> **WHAT TO DO**
Produce a copy of every line in the records that holds the string "value".

Records excerpted from a collection
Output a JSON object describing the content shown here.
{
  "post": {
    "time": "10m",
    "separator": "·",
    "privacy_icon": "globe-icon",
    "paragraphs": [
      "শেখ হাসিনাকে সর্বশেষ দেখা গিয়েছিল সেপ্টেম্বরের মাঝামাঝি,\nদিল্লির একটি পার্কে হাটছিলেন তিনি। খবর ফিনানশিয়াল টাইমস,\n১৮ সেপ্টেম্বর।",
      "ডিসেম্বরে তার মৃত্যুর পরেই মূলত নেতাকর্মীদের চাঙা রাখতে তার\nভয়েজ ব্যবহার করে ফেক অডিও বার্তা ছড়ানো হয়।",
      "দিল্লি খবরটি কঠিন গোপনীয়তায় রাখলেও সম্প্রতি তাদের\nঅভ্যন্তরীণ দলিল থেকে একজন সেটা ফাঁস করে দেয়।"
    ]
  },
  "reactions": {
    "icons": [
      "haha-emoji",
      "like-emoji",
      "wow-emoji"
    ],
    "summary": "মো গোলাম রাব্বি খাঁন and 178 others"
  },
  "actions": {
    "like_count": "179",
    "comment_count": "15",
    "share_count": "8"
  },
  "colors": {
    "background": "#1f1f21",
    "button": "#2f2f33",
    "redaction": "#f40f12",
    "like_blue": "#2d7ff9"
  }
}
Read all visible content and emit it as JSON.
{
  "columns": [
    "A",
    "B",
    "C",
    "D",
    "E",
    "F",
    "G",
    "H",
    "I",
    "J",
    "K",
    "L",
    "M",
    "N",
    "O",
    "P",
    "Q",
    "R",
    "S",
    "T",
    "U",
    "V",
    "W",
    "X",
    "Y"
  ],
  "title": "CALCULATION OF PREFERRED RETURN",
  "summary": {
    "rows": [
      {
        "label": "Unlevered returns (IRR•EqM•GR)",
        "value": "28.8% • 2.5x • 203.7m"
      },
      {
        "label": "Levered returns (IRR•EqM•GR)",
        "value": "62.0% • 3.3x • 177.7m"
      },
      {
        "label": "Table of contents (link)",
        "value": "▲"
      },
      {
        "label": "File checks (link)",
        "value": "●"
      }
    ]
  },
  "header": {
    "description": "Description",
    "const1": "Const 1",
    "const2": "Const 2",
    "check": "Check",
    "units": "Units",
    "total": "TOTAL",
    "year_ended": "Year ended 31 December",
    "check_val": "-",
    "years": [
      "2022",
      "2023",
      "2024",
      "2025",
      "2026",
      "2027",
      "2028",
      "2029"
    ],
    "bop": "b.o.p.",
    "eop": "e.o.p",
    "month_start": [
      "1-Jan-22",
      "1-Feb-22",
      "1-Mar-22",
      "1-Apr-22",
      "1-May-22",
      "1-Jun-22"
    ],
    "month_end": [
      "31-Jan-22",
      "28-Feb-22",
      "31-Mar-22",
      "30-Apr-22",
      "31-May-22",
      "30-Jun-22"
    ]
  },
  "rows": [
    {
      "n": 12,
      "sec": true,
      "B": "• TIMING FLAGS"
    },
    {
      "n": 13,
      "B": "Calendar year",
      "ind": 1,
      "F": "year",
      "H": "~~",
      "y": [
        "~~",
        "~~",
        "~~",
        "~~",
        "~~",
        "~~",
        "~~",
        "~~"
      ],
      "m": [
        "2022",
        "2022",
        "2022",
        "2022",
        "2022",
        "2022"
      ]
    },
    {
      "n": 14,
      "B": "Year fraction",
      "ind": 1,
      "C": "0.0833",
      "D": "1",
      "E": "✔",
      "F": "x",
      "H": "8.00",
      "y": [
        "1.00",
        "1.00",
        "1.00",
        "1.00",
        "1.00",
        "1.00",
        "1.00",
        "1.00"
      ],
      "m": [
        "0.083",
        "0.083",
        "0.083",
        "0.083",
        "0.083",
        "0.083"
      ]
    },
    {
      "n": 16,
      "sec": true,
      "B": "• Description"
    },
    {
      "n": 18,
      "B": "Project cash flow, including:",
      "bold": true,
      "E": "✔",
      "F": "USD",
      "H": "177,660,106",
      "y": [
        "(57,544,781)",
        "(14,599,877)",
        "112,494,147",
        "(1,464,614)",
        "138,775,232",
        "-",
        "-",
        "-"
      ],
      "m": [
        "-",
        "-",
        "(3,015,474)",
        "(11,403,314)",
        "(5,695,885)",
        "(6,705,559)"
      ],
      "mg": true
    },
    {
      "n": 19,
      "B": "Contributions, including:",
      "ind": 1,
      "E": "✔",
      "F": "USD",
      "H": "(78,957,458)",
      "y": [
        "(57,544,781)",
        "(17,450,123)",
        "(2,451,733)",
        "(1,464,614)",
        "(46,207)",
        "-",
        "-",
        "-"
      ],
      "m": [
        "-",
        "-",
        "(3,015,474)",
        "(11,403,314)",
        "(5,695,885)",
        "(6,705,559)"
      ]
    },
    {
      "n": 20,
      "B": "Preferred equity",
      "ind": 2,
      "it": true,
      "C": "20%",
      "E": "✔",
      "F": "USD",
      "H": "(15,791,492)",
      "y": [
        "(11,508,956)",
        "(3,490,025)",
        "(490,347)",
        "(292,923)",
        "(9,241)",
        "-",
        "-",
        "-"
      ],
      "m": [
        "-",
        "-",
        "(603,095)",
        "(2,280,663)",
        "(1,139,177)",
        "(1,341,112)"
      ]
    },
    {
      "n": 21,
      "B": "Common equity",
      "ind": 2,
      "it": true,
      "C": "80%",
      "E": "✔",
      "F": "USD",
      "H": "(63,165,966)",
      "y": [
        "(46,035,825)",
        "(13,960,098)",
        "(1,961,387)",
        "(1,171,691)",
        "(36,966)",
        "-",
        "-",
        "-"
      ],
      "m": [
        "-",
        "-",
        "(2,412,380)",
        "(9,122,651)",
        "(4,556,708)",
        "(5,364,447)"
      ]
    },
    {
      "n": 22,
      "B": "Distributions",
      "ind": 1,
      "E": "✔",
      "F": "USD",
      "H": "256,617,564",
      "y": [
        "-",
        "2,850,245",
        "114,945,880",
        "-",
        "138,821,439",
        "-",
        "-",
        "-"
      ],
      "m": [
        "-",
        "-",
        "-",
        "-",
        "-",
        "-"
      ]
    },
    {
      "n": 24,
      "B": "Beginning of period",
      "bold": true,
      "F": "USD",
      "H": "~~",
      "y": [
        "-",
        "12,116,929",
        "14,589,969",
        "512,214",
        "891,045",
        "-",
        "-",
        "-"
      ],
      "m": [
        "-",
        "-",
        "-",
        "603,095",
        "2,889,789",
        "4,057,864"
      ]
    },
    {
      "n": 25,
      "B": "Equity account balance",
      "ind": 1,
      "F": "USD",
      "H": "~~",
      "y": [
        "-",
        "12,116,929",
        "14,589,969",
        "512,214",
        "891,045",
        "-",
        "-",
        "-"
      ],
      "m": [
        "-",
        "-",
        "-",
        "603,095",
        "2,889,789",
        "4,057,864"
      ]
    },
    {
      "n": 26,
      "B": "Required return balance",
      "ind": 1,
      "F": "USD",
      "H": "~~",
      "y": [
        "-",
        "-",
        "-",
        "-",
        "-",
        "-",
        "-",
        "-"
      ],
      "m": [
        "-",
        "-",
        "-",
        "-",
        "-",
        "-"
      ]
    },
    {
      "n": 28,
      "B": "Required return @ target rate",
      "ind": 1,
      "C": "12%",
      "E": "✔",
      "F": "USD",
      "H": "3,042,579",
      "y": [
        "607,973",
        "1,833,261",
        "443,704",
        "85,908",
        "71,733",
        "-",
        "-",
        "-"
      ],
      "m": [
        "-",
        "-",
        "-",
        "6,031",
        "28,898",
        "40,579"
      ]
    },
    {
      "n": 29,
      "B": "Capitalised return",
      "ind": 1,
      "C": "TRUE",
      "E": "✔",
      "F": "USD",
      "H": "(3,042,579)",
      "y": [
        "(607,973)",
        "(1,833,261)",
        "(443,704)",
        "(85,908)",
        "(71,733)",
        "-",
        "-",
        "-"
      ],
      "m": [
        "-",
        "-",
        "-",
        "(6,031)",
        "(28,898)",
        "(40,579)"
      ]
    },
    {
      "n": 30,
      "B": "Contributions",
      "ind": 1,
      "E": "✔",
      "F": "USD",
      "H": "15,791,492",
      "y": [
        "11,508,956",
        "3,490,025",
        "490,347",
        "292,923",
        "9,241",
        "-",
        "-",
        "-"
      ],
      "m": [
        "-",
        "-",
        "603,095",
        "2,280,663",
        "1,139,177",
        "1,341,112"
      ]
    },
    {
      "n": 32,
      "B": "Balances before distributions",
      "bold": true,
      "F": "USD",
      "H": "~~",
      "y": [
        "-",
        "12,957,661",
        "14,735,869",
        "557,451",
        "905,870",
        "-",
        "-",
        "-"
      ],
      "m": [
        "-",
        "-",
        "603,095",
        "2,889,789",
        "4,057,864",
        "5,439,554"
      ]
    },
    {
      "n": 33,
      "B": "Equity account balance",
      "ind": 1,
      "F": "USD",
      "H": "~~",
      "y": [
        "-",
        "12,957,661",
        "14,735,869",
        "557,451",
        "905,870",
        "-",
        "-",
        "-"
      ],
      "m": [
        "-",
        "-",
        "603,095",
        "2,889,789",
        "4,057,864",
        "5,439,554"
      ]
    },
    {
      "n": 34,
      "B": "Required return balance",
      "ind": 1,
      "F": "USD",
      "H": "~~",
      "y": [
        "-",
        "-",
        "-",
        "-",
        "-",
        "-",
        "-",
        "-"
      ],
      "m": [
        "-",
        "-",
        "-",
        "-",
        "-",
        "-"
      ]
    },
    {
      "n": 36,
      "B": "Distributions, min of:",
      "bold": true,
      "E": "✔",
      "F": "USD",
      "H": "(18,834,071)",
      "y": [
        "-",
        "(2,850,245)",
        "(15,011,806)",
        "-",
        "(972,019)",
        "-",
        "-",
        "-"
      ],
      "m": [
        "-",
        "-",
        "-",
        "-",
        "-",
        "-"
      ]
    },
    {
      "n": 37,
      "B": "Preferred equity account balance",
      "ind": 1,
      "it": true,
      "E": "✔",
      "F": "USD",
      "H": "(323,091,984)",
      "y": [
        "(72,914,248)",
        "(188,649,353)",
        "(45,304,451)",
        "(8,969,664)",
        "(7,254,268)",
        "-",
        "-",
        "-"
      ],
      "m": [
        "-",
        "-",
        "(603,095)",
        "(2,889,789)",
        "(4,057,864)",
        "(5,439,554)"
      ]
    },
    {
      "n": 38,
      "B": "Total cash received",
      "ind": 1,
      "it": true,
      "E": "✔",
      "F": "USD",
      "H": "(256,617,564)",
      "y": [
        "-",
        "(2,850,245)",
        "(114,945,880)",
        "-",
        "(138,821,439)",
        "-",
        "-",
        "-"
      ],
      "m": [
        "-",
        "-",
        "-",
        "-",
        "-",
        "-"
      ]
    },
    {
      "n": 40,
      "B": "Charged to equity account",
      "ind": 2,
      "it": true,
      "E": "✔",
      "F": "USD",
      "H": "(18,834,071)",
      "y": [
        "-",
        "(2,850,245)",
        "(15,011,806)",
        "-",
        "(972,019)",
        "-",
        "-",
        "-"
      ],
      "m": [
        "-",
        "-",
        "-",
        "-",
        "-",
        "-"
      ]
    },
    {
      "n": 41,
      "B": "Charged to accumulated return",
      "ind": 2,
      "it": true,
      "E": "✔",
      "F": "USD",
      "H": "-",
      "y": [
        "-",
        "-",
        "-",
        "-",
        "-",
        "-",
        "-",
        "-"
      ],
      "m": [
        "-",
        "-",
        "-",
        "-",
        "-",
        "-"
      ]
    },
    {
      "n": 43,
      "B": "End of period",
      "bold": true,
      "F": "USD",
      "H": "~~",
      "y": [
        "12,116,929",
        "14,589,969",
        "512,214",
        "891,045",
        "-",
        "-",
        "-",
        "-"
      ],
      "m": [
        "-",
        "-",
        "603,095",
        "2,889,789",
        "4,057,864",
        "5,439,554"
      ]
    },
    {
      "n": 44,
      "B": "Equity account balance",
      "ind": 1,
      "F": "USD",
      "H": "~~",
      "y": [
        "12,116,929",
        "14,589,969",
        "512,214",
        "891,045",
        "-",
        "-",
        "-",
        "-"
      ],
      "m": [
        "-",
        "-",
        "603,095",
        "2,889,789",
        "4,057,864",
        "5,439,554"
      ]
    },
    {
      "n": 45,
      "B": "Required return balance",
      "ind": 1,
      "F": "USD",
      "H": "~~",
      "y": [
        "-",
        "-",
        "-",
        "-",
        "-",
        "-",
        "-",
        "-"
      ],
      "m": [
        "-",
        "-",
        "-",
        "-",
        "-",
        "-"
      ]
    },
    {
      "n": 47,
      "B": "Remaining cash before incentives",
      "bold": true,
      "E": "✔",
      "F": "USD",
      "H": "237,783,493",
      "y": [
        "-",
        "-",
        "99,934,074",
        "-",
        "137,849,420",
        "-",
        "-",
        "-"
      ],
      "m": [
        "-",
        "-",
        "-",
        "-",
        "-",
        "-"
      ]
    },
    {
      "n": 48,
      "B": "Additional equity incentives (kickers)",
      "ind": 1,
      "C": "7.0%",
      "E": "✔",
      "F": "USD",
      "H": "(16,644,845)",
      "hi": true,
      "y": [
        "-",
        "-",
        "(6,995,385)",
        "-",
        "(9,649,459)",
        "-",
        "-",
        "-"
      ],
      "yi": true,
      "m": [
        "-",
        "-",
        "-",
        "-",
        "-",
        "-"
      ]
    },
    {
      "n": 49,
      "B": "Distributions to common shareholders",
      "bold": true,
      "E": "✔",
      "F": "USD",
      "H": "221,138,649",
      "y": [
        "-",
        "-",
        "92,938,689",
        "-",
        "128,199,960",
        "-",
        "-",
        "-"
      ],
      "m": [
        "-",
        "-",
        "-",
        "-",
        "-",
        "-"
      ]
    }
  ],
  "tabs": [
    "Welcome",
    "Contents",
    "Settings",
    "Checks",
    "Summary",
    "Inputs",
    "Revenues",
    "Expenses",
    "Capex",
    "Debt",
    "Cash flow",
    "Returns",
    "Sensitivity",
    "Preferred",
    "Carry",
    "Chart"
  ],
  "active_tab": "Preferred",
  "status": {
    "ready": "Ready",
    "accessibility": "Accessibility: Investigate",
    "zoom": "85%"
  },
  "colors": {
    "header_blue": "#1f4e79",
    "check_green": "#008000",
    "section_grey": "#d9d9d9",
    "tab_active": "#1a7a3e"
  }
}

> **ANSWER SPACE**
        "value": "28.8% • 2.5x • 203.7m"
        "value": "62.0% • 3.3x • 177.7m"
        "value": "▲"
        "value": "●"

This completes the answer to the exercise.